A marathon series of congressional hearings on Russian election interference through social media reveal that plenty of weaknesses and vulnerabilities exist within Facebook, Twitter, and Google that allowed them to be exploited by foreign actors in the 2016 U.S. election cycle.
After a hearing before a Senate judiciary subcommittee on Oct. 31, the general counsels of Facebook, Twitter, and Google again appeared on Capitol Hill to face questions from the Senate and House intelligence committees on the morning and afternoon respectively on Nov. 1.
Many of the exchanges during the Senate Intelligence Committee hearing focused on the reiterations of partisan positions. Senators either defended Trump or asserted that his narrow victory could have been the result of Russian interference through social media platforms.
Sen. Mark Warner, the committee’s top Democrat, strongly bashed the social media giants for their sluggish response to the Congressional investigation into Russian election interference. Another Democrat, Sen. Dianne Feinstein, who represents the companies’ home of California, bashed the three tech giants for allowing Russian operations to influence their platforms and delivered a stern warning: “You’re the ones who have to do something about it. Or we will.”
On the other hand, Republican Sen. Marco Rubio of Florida stressed that the real intent of Russian operations was to create division and chaos, rather than a determined effort to help elect Trump. Rubio, however, noted that the three tech giants—by their own admission—would only ban accounts that misrepresented their owners’ identities. Russia or any other country could launch open propaganda campaigns to spread misinformation to Americans, and doing so would even be permissible, as long as those making the posts declared their identities.
“We don’t have state-sponsored manipulation of elections as one of our rules,” said Twitter’s lawyer Sean Edgett. “The other rules, like [a ban on] inflammatory ad content, would take down most of these posts, but we don’t outright ban it.”
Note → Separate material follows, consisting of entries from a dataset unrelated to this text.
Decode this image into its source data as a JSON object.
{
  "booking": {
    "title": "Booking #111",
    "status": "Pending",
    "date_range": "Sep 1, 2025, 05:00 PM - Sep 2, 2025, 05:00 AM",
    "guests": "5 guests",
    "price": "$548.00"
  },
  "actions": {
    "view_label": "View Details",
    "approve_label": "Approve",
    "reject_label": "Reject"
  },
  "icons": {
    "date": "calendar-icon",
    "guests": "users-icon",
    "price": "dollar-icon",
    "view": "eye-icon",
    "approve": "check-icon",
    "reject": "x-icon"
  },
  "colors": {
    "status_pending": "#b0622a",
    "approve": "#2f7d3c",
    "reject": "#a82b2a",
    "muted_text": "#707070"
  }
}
During the hearing on Wednesday, the House Intelligence Committee released a series of examples of the incendiary ads on Facebook purchased by Russian influence operations. Most of them focused on exploiting divisive issues involving identity politics, such as race, religion, and immigration.
The Russian ads targeted both Republicans and Democrats and were paid for in rubles. They catered to both Black Lives Matter supporters as well as white nationalists, with the creation of division seeming to be the primary tactic. Many ads targeted Clinton but switched to attacking Trump immediately after the election.
One example was an October 2016 ad from “South United,” a now-suspended Facebook group, which depicts a Confederate Flag with the accompanying text: “Heritage, not hate. The South will rise again!” Costing approximately $1,300, the post garnered roughly 40,000 clicks.
In another example, it was revealed that two Facebook pages—both later confirmed to be Russian creations—artificially fomented dueling rallies in front of the Islamic Da’wah Center of Houston on May 21, 2016, according to information released by Republican Sen. Richard Burr. This was achieved by organizing a “Stop Islamification of Texas” rally and a “Save Islamic Knowledge” rally for the same place and time. Russians reportedly only paid a bargain price of $200 on Facebook to advertise the two rallies that pit Texans against each other.
The House Intelligence Committee was told there was no clear alignment of interest between the Russian-paid ads and any other advertisers, including the Trump campaign. “We have not seen overlap in the targeting, that was relatively rudimentary, used in the [Russian] ads that we’ve disclosed and any other advertiser that’s been operative on the site, including the Trump campaign,” said Facebook’s lawyer Colin Stretch. Lawyers of Twitter and Google didn’t provide definitive answers to this question.
The amount Russians paid for their ads was a tiny fraction compared to what the Clinton and the Trump campaigns paid. Internet Research Agency, the principal “troll farm” used by Russian influence operations, spent just $46,000, or 0.05 percent as much on Facebook ads as the combined spending of the Clinton and Trump campaigns. The numbers were revealed by Facebook during the Senate Intelligence Committee.
Part of the reason why Russian-paid ads were considerably cheaper and more successful in garnering views and clicks compared to other paid ads could be that they specifically targeted incendiary issues that provoke anger and strong sentiments related to identity politics.
According to lawmakers, Facebook’s algorithm, which gives a cheaper rate to advertisers if their ads perform well, might have been exploited by Russians to pay very little to spread ads that incite hatred, although Facebook’s Colin Stretch insisted that the data on this hypothesis is “mixed.”
Despite two days of intense hearings, it is unclear what next steps Congress will take to ensure the platforms of the three big tech giants will not be exploited again. Warner has put forward an “Honest Ads Act” that would regulate internet ads in the same way TV, radio, and print ads are being regulated. The act, however, has already raised free speech concerns and so far only received lackluster support from the Republicans, as reported by Wall Street Journal.